» **What to do**: Print the entries below in their entirety, exactly as they are written.

» **Data to use**:

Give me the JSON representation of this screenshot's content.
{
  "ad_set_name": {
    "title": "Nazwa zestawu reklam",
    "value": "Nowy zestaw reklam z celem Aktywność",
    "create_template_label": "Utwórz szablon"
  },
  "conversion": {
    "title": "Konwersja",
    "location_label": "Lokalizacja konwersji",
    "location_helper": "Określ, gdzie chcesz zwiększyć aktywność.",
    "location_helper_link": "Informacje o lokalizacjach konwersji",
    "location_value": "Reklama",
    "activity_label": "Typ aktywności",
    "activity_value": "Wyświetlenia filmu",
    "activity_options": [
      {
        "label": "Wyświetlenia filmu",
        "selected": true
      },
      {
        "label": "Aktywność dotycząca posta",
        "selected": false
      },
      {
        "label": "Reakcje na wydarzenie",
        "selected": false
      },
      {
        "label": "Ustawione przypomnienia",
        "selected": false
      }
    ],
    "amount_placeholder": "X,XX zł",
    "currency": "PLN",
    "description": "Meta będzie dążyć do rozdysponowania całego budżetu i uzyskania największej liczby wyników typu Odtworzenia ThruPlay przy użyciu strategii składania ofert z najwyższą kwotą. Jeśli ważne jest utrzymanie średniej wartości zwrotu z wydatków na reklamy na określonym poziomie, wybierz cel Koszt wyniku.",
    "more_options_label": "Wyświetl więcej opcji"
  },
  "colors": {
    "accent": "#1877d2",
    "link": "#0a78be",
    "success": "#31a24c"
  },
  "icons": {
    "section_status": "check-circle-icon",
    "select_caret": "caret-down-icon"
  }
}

» **Task answer**:
Give me the JSON representation of this screenshot's content.
{
  "ad_set_name": {
    "title": "Nazwa zestawu reklam",
    "value": "Nowy zestaw reklam z celem Aktywność",
    "create_template_label": "Utwórz szablon"
  },
  "conversion": {
    "title": "Konwersja",
    "location_label": "Lokalizacja konwersji",
    "location_helper": "Określ, gdzie chcesz zwiększyć aktywność.",
    "location_helper_link": "Informacje o lokalizacjach konwersji",
    "location_value": "Reklama",
    "activity_label": "Typ aktywności",
    "activity_value": "Wyświetlenia filmu",
    "activity_options": [
      {
        "label": "Wyświetlenia filmu",
        "selected": true
      },
      {
        "label": "Aktywność dotycząca posta",
        "selected": false
      },
      {
        "label": "Reakcje na wydarzenie",
        "selected": false
      },
      {
        "label": "Ustawione przypomnienia",
        "selected": false
      }
    ],
    "amount_placeholder": "X,XX zł",
    "currency": "PLN",
    "description": "Meta będzie dążyć do rozdysponowania całego budżetu i uzyskania największej liczby wyników typu Odtworzenia ThruPlay przy użyciu strategii składania ofert z najwyższą kwotą. Jeśli ważne jest utrzymanie średniej wartości zwrotu z wydatków na reklamy na określonym poziomie, wybierz cel Koszt wyniku.",
    "more_options_label": "Wyświetl więcej opcji"
  },
  "colors": {
    "accent": "#1877d2",
    "link": "#0a78be",
    "success": "#31a24c"
  },
  "icons": {
    "section_status": "check-circle-icon",
    "select_caret": "caret-down-icon"
  }
}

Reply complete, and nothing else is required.